Miyalk Domestic and Family Violence Shelter uses MAF planes to help women fleeing domestic and family violence in Arnhem Land
When a woman in Arnhem Land needs to flee domestic and family violence, one of the first calls Megan Pettitt makes is to Mission Aviation Fellowship.
The manager at Miyalk Domestic and Family Violence Shelter has MAF’s Arnhem Land shuttle (RPT) timetable close to her desk and the phone number always handy.
Her office is at the refuge in Nhulunbuy where women and their kids find safety from domestic and family violence and receive support to help them plan their next steps.
"If it is urgent and we cannot wait for an RPT flight, we will call MAF,” Megan said. “We'll let MAF know we are attempting to support someone in community and it is too dangerous to wait for the next RPT, is there any chance we can get a charter flight organised?
"MAF has supported us by organising a charter to drop a client off in a homeland, stop in another homeland and pick a client up on their way back. We are sometimes able to coordinate with the police to facilitate and provide on the ground support to achieve a safe transfer the flight.
“For some women, to actually get here, they know that their life has been saved.”
Miyalk does valuable work in Indigenous communities around Arnhem Land to support women where they want to live, closest to family and cultural connections.
But when a woman has to leave in a hurry, Megan and the team know MAF can be relied on. With regular flights around Arnhem Land and aircraft capable of landing at isolated airstrips, MAF is the only organisation that provides such a quick route to safety.
“That’s where we really rely on MAF, when we do get calls from other communities and there’s a referral and someone needs to get out as soon as possible,” Megan said.
“We’ll jump on the phone to MAF and say ‘Hey have you got anything going’ and generally you guys are absolutely incredible. You’ll make a plan and we’re able to support that client to get out and come and stay here.
"Sometimes, it's also about providing support to relocate survivors to a safer community. If a woman and her family arrive from one community and after some time and case work with that client they identify there is another community they would like to go to that is safe and supported then we can support them to get there. We are a crisis and short-term accommodation and therefore we work with clients to identify where they would like to go after MDFVS that is safe."

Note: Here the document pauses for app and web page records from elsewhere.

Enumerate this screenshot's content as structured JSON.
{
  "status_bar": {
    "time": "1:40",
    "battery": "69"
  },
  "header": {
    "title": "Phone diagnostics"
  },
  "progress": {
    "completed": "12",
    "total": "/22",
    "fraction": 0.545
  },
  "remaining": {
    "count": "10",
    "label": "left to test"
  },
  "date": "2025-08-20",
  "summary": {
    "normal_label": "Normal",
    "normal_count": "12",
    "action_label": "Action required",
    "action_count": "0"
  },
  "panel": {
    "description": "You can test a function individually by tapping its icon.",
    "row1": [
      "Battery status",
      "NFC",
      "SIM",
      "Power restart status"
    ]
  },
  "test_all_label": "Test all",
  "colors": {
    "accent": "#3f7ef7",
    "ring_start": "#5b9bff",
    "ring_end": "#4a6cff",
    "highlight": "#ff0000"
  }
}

At MDFVS, which is funded by the Northern Territory and Australian Commonwealth governments, women and their families can get support from case workers with self-identified needs and goals through wellbeing, DFVP, outreach, and children's and families programme. Help may include education and awareness, parenting support or budgeting.
“For a lot of clients, when they are thinking about getting out in such an emergency, they are thinking more about the here and now – ‘I need to protect myself, I need to protect my kids, I need to get out’. Then you start future planning,” Megan added.
“There is a huge amount of trauma and heightened emotions in times of distress and fear. Only once they are here, and they can make cup of tea and rest, do they start to feel safe and supported to start thinking about what's next.”
The team at MAF Arnhem Land make every effort to send a plane whenever the call comes. It’s the backing of generous MAF supporters that maintains this lifeline.
“They are always super willing to help, always very quick to respond because they understand it’s an emergency, they’ve been absolutely incredible,” Megan said.
“We don’t have the resources to pay for charter flights weekly, so to have MAF’s support means that we are able to get people out of the community and get them back to safety.”